I am not scared by clowns, in fact, I am fascinated by them. There’s something about a clown that doesn’t bring me joy, but brings me hope. That one person can completely exist part of their life as someone else. Some clowns are mute, and I am drawn by their ability to maintain an optimistic persona through their silence. I can’t do that. I try to sneak peeks into trailers, hoping to catch a glimpse of a clown without his makeup; perhaps it will give me an idea of who that person really is behind the mask. I don’t exactly see clowns as actors. I see them as people that need to put on face paint and a costume to feel good. And as long as they aren’t scaring children, that’s fine with me.

My time at college will soon be done and I am planning one of my final moves. I am tired of packing and shipping all of my belongings every few months, and I have finally reached a point in my life where I can move once, and stay there as long as I like. I’m somewhat scared of this move, knowing I’m going and I don’t want to look back. I finally get to buy furniture I get to keep. I have walls I can paint and call my own. I’ll have a city where I can make a group of friends that will become my family.
My constant travel and living arrangements don’t stop me from loving my family or maintaining relationships. It just makes it harder. I am looking forward to the time in my life where I can stop, breath, look out the window for once, and know I’ll be staring at it for as long as I like.

Sometimes I walk by the tent and trailers at night in hopes of catching a glimpse of something out of the ordinary. After the show is done for the night, and the lights have gone down, it’s the time everyone returns to their trailer for the night. I pass a trailer on the edge of the circus where the lights are on and the shades are open.

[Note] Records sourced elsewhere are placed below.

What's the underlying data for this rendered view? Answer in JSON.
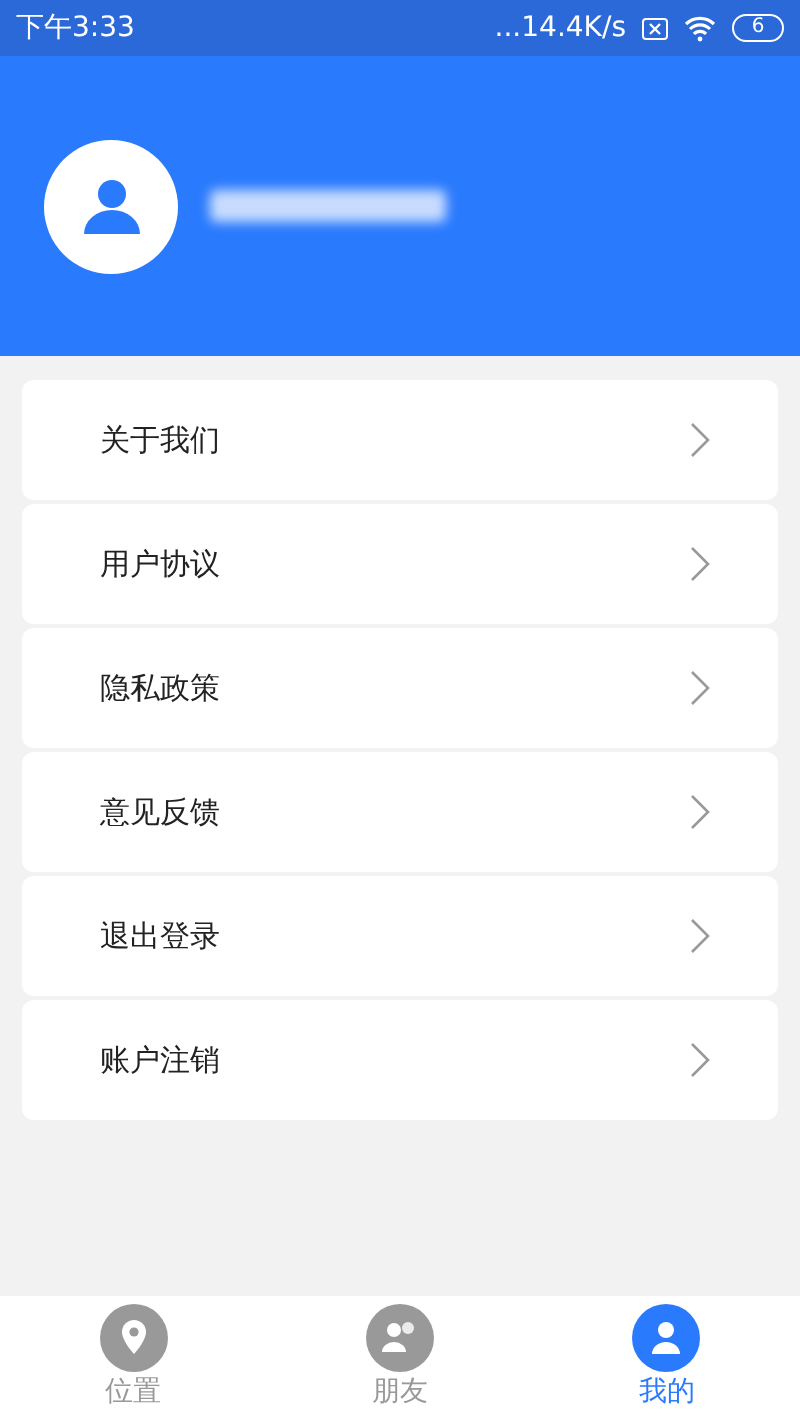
{
  "status_bar": {
    "time": "下午3:33",
    "speed": "...14.4K/s",
    "battery": "6"
  },
  "menu": [
    {
      "label": "关于我们"
    },
    {
      "label": "用户协议"
    },
    {
      "label": "隐私政策"
    },
    {
      "label": "意见反馈"
    },
    {
      "label": "退出登录"
    },
    {
      "label": "账户注销"
    }
  ],
  "tabs": [
    {
      "label": "位置",
      "selected": false,
      "kind": "location"
    },
    {
      "label": "朋友",
      "selected": false,
      "kind": "friends"
    },
    {
      "label": "我的",
      "selected": true,
      "kind": "profile"
    }
  ]
}
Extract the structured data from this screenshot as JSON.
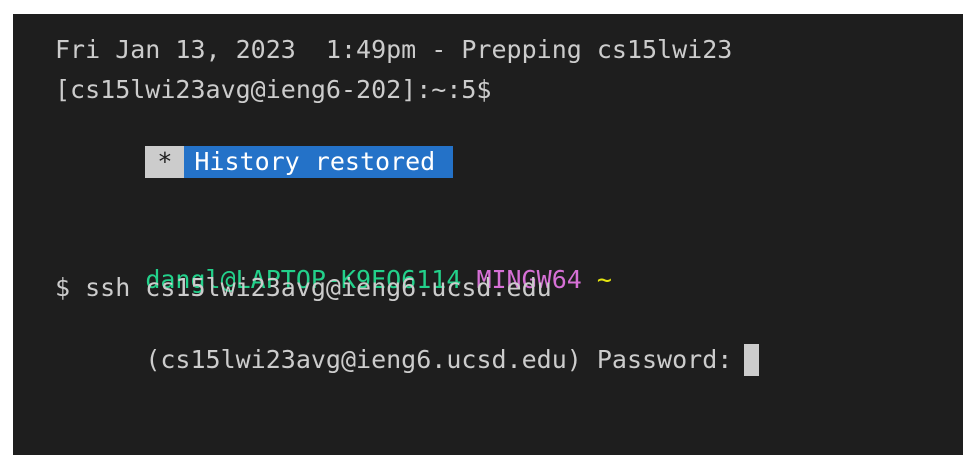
{
  "terminal": {
    "banner_line": "Fri Jan 13, 2023  1:49pm - Prepping cs15lwi23",
    "remote_prompt": "[cs15lwi23avg@ieng6-202]:~:5$",
    "history_star": "*",
    "history_restored": "History restored",
    "local_prompt": {
      "user_host": "dangl@LAPTOP-K9EO6114",
      "shell": "MINGW64",
      "cwd": "~"
    },
    "command_line": "$ ssh cs15lwi23avg@ieng6.ucsd.edu",
    "password_prompt": "(cs15lwi23avg@ieng6.ucsd.edu) Password:"
  },
  "colors": {
    "background": "#1e1e1e",
    "foreground": "#cccccc",
    "user_host": "#23d18b",
    "shell_label": "#d670d6",
    "cwd_tilde": "#e5e510",
    "history_highlight": "#2472c8"
  },
  "icons": {
    "cursor": "block-cursor"
  }
}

A man, whose silhouette is all that I can see, smokes a cigarette and plays cards. His body language makes me think that he is happy, that perhaps constantly moving doesn’t distress him. Everything he wants and needs is there. It makes me curious if I’m actually making the wrong choice with my future; should I join a circus and travel with all of my nearest and dearest around me at all times? Or is there something inside of me that needs a stationary existence for once. My body is tired, so I sit on a bench. I wish I didn’t have to move, but I know by the sky that it’s going to rain, and I have to be heading home.

August 15, 2007

I pressed my palms into my eyelids until I saw fireworks and spirals explode from the darkness.

I remember when this was better than any drink – than any substance – placed in front of me. I would sit in the car, waiting for my mother to finish running an errand, and would place my palms flat against my face, close my eyes, and press in. The rush. I felt as if I was pulling these images – these bursts – from my imagination.

Little strings of my wildest dreams in the form of indescribable colors and shapes.